Childhood obesity is a major public health problem in the U.S. among racial and ethnic minorities, including among the growing Latino population in the U.S. One promising but understudied policy for addressing childhood obesity is requiring health warnings on the front of sugar-sweetened beverage (SSB) containers. Pictorial warnings in particular hold promise for overcoming language and literacy barriers. Our proposed project aims to design and evaluate pictorial health warnings on SSBs, with a long-term goal of informing policies that can improve diet, prevent obesity, and ultimately prevent type 2 diabetes and other cardiometabolic diseases among Latino children. The project will address three major gaps by developing pictorial health warnings on SSBs, focusing on Latino populations, and examining the impact of pictorial health warnings on SSB purchasing behavior in a real-world retail environment. Our study population includes Latino parents of children ages 2-12.
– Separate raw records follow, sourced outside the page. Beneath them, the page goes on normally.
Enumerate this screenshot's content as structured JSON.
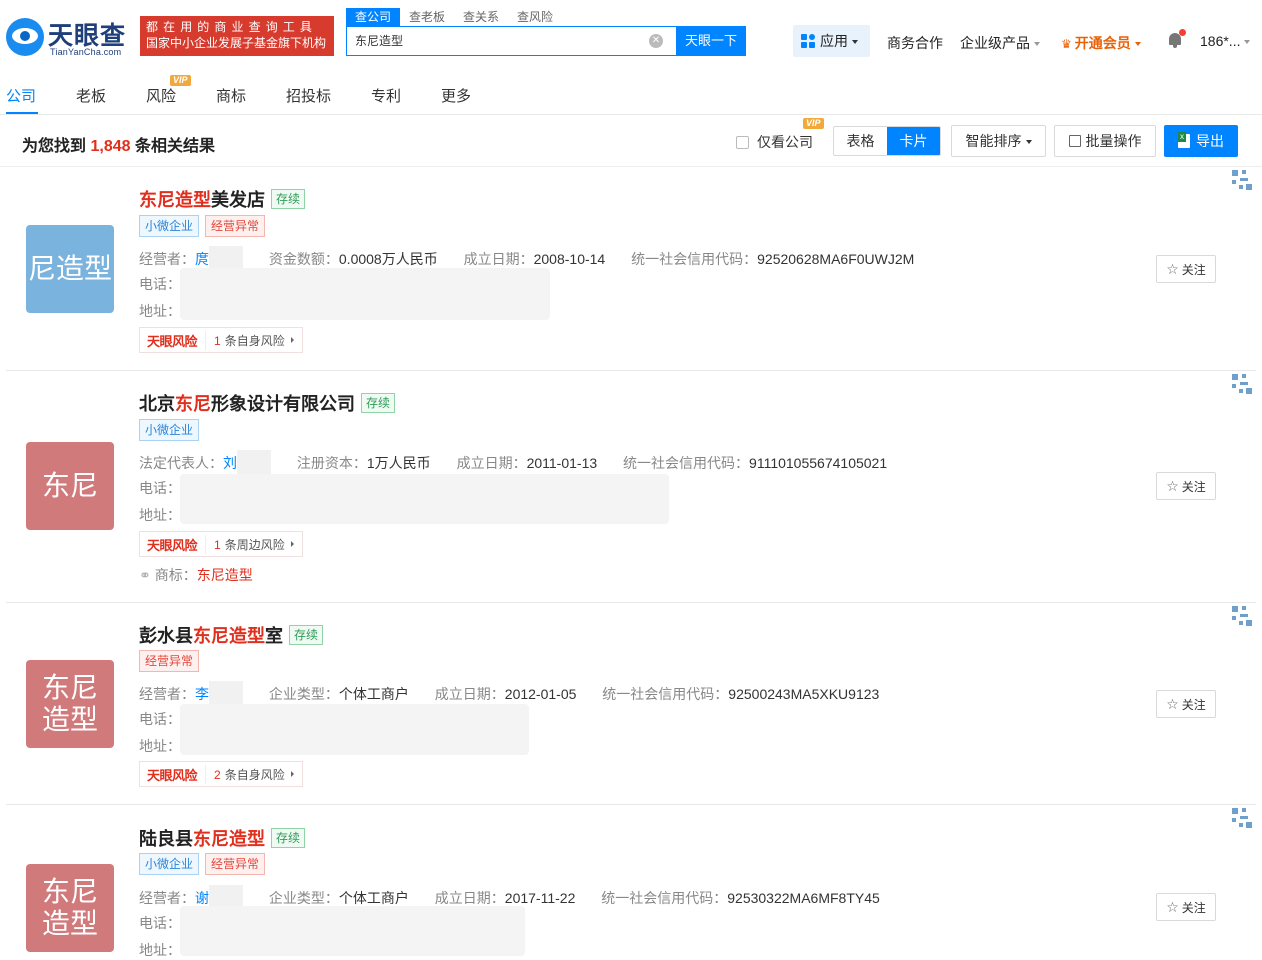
{
  "brand": {
    "name_cn": "天眼查",
    "name_en": "TianYanCha.com",
    "slogan_line1": "都在用的商业查询工具",
    "slogan_line2": "国家中小企业发展子基金旗下机构"
  },
  "search": {
    "tabs": [
      "查公司",
      "查老板",
      "查关系",
      "查风险"
    ],
    "active_tab": "查公司",
    "value": "东尼造型",
    "button_label": "天眼一下"
  },
  "topnav": {
    "apps_label": "应用",
    "business_label": "商务合作",
    "enterprise_label": "企业级产品",
    "vip_label": "开通会员",
    "user_label": "186*..."
  },
  "categories": {
    "items": [
      "公司",
      "老板",
      "风险",
      "商标",
      "招投标",
      "专利",
      "更多"
    ],
    "active": "公司",
    "vip_badge": "VIP"
  },
  "results": {
    "prefix": "为您找到",
    "count": "1,848",
    "suffix": "条相关结果",
    "company_only_label": "仅看公司",
    "vip_badge": "VIP",
    "view_table": "表格",
    "view_card": "卡片",
    "sort_label": "智能排序",
    "batch_label": "批量操作",
    "export_label": "导出"
  },
  "cards": [
    {
      "avatar": "尼造型",
      "name_hl": "东尼造型",
      "name_rest": "美发店",
      "status": "存续",
      "tags": [
        "小微企业",
        "经营异常"
      ],
      "f1_key": "经营者：",
      "f1_val": "庹",
      "f2_key": "资金数额：",
      "f2_val": "0.0008万人民币",
      "f3_key": "成立日期：",
      "f3_val": "2008-10-14",
      "f4_key": "统一社会信用代码：",
      "f4_val": "92520628MA6F0UWJ2M",
      "phone_label": "电话：",
      "address_label": "地址：",
      "risk_logo": "天眼风险",
      "risk_count": "1",
      "risk_text": "条自身风险",
      "follow": "关注"
    },
    {
      "avatar": "东尼",
      "name_pre": "北京",
      "name_hl": "东尼",
      "name_rest": "形象设计有限公司",
      "status": "存续",
      "tags": [
        "小微企业"
      ],
      "f1_key": "法定代表人：",
      "f1_val": "刘",
      "f2_key": "注册资本：",
      "f2_val": "1万人民币",
      "f3_key": "成立日期：",
      "f3_val": "2011-01-13",
      "f4_key": "统一社会信用代码：",
      "f4_val": "911101055674105021",
      "phone_label": "电话：",
      "address_label": "地址：",
      "risk_logo": "天眼风险",
      "risk_count": "1",
      "risk_text": "条周边风险",
      "trademark_label": "商标：",
      "trademark_val": "东尼造型",
      "follow": "关注"
    },
    {
      "avatar_l1": "东尼",
      "avatar_l2": "造型",
      "name_pre": "彭水县",
      "name_hl": "东尼造型",
      "name_rest": "室",
      "status": "存续",
      "tags": [
        "经营异常"
      ],
      "f1_key": "经营者：",
      "f1_val": "李",
      "f2_key": "企业类型：",
      "f2_val": "个体工商户",
      "f3_key": "成立日期：",
      "f3_val": "2012-01-05",
      "f4_key": "统一社会信用代码：",
      "f4_val": "92500243MA5XKU9123",
      "phone_label": "电话：",
      "address_label": "地址：",
      "risk_logo": "天眼风险",
      "risk_count": "2",
      "risk_text": "条自身风险",
      "follow": "关注"
    },
    {
      "avatar_l1": "东尼",
      "avatar_l2": "造型",
      "name_pre": "陆良县",
      "name_hl": "东尼造型",
      "status": "存续",
      "tags": [
        "小微企业",
        "经营异常"
      ],
      "f1_key": "经营者：",
      "f1_val": "谢",
      "f2_key": "企业类型：",
      "f2_val": "个体工商户",
      "f3_key": "成立日期：",
      "f3_val": "2017-11-22",
      "f4_key": "统一社会信用代码：",
      "f4_val": "92530322MA6MF8TY45",
      "phone_label": "电话：",
      "address_label": "地址：",
      "follow": "关注"
    }
  ],
  "colors": {
    "accent": "#0084ff",
    "highlight": "#e12f1e",
    "vip": "#e8620a",
    "avatar_blue": "#7ab3dd",
    "avatar_red": "#d17a7c"
  }
}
Developing and Evaluating the Effectiveness of Pictorial Health Warnings on Sugar-Sweetened Beverages to Overcome Language and Literacy Barriers
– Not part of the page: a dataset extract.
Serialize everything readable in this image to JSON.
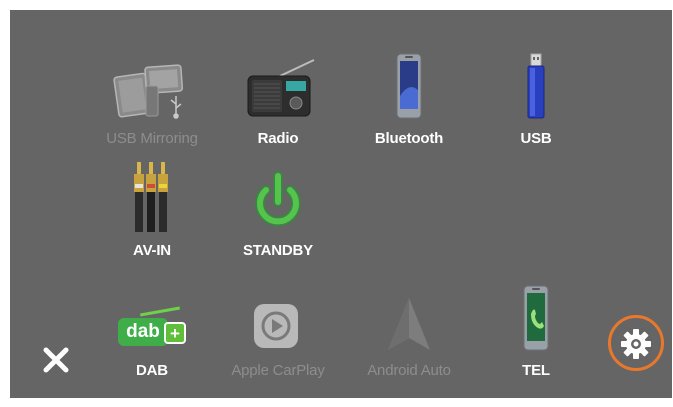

U.S. states have introduced bills requiring sugar-sweetened beverages (SSBs) to display health warning labels. This study examined how warning labels influence parents and which labels are most effective. Over 2,000 demographically and educationally diverse parents of children ages 6 to 11 participated in an online survey. Parents were randomized to … More
Taxing sugar-sweetened beverages (SSBs) has emerged as an important healthy food and weight policy over the past five years. Seven US cities and more than 30 countries across the globe have adopted taxes on sugary drinks. Initial evaluations have found that these taxes raise the prices of sugary drinks and … More
Studying the Impact of Ecological Momentary Interventions on Sugary-Beverage Consumption by Children Through Age 2 in Low-Income Families
The first 1,000 days describes the period from pre-pregnancy through age 2 years, and is increasingly recognized as a critical period for development of childhood obesity. The overall goal of this study is to test mobile technology-based ecologic momentary interventions (EMIs) to deliver policy-relevant health messages among families living in … More